• **AIM OF THE EXERCISE**:
Type out every entry again, character for character.

• **SUPPLIED DATA**:
# # # #
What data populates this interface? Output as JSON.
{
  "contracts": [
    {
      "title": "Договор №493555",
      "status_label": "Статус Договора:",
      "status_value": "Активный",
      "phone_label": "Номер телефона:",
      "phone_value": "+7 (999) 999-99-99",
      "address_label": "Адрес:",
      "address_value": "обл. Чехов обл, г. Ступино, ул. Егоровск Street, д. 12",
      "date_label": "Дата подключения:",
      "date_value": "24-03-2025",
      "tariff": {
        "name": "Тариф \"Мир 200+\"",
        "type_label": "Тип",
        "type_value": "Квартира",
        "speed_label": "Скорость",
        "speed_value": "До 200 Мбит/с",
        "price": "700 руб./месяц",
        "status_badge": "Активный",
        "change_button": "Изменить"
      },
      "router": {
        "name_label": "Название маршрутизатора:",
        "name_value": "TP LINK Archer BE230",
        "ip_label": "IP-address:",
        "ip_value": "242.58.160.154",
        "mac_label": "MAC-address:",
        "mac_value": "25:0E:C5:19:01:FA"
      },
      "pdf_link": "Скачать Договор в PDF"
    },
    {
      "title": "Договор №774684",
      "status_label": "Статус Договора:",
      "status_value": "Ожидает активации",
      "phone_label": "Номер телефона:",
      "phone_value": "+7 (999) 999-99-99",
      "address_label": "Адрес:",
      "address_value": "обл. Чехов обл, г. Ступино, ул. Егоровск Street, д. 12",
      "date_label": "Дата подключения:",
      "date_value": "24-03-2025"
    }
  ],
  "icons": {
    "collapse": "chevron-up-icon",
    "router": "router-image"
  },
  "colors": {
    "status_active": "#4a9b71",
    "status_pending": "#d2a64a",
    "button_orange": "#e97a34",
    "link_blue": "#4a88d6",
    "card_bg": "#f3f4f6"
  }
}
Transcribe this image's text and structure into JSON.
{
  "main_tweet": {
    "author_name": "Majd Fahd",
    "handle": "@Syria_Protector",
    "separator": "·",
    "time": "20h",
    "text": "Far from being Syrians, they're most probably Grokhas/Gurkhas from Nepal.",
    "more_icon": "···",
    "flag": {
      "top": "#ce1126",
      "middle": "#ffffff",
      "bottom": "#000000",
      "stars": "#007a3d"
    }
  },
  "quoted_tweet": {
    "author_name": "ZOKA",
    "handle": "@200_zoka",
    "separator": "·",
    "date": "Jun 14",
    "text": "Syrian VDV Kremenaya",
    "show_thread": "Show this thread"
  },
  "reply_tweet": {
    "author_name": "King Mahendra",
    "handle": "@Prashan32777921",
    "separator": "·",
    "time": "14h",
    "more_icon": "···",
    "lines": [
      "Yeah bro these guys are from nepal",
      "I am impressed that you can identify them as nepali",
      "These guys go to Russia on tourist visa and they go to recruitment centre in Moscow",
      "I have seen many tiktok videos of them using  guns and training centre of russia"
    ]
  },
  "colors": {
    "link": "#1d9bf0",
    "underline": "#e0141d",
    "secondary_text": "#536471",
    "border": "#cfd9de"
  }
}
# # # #
• **WRITTEN RESPONSE**:
What data populates this interface? Output as JSON.
{
  "contracts": [
    {
      "title": "Договор №493555",
      "status_label": "Статус Договора:",
      "status_value": "Активный",
      "phone_label": "Номер телефона:",
      "phone_value": "+7 (999) 999-99-99",
      "address_label": "Адрес:",
      "address_value": "обл. Чехов обл, г. Ступино, ул. Егоровск Street, д. 12",
      "date_label": "Дата подключения:",
      "date_value": "24-03-2025",
      "tariff": {
        "name": "Тариф \"Мир 200+\"",
        "type_label": "Тип",
        "type_value": "Квартира",
        "speed_label": "Скорость",
        "speed_value": "До 200 Мбит/с",
        "price": "700 руб./месяц",
        "status_badge": "Активный",
        "change_button": "Изменить"
      },
      "router": {
        "name_label": "Название маршрутизатора:",
        "name_value": "TP LINK Archer BE230",
        "ip_label": "IP-address:",
        "ip_value": "242.58.160.154",
        "mac_label": "MAC-address:",
        "mac_value": "25:0E:C5:19:01:FA"
      },
      "pdf_link": "Скачать Договор в PDF"
    },
    {
      "title": "Договор №774684",
      "status_label": "Статус Договора:",
      "status_value": "Ожидает активации",
      "phone_label": "Номер телефона:",
      "phone_value": "+7 (999) 999-99-99",
      "address_label": "Адрес:",
      "address_value": "обл. Чехов обл, г. Ступино, ул. Егоровск Street, д. 12",
      "date_label": "Дата подключения:",
      "date_value": "24-03-2025"
    }
  ],
  "icons": {
    "collapse": "chevron-up-icon",
    "router": "router-image"
  },
  "colors": {
    "status_active": "#4a9b71",
    "status_pending": "#d2a64a",
    "button_orange": "#e97a34",
    "link_blue": "#4a88d6",
    "card_bg": "#f3f4f6"
  }
}
Transcribe this image's text and structure into JSON.
{
  "main_tweet": {
    "author_name": "Majd Fahd",
    "handle": "@Syria_Protector",
    "separator": "·",
    "time": "20h",
    "text": "Far from being Syrians, they're most probably Grokhas/Gurkhas from Nepal.",
    "more_icon": "···",
    "flag": {
      "top": "#ce1126",
      "middle": "#ffffff",
      "bottom": "#000000",
      "stars": "#007a3d"
    }
  },
  "quoted_tweet": {
    "author_name": "ZOKA",
    "handle": "@200_zoka",
    "separator": "·",
    "date": "Jun 14",
    "text": "Syrian VDV Kremenaya",
    "show_thread": "Show this thread"
  },
  "reply_tweet": {
    "author_name": "King Mahendra",
    "handle": "@Prashan32777921",
    "separator": "·",
    "time": "14h",
    "more_icon": "···",
    "lines": [
      "Yeah bro these guys are from nepal",
      "I am impressed that you can identify them as nepali",
      "These guys go to Russia on tourist visa and they go to recruitment centre in Moscow",
      "I have seen many tiktok videos of them using  guns and training centre of russia"
    ]
  },
  "colors": {
    "link": "#1d9bf0",
    "underline": "#e0141d",
    "secondary_text": "#536471",
    "border": "#cfd9de"
  }
}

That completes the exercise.